== YOUR GOAL ==
Which lines in the data below contain the word "Common"? Return each of them.

(Interface dataset entries)
═══
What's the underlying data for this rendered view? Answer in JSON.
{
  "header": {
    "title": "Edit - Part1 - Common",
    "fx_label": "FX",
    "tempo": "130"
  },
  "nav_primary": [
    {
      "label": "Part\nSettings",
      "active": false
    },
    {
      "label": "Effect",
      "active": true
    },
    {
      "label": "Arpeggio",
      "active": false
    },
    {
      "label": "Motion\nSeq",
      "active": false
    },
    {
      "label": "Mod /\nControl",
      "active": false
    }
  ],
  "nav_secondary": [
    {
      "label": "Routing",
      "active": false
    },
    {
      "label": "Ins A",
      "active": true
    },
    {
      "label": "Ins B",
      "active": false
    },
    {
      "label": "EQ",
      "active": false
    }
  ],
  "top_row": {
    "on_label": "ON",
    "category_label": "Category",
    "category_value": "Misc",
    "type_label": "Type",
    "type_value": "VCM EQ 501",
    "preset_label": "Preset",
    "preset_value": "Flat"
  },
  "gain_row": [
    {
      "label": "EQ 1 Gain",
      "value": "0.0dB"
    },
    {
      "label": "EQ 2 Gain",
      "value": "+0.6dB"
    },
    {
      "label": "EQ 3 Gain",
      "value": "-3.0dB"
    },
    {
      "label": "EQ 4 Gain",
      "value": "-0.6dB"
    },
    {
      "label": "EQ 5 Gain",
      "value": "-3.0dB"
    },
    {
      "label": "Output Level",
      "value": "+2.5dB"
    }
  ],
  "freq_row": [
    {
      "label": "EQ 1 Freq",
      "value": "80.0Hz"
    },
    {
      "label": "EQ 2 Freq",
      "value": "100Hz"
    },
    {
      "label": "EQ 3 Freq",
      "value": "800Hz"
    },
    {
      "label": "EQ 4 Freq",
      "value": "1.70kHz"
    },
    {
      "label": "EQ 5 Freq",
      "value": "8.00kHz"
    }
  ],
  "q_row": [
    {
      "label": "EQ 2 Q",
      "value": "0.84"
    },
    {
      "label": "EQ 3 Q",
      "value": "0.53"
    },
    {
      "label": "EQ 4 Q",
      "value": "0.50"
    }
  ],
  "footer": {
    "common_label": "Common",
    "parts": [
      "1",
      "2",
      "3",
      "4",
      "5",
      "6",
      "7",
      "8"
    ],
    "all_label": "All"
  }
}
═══
== ANSWER BELOW ==
    "title": "Edit - Part1 - Common",
    "common_label": "Common",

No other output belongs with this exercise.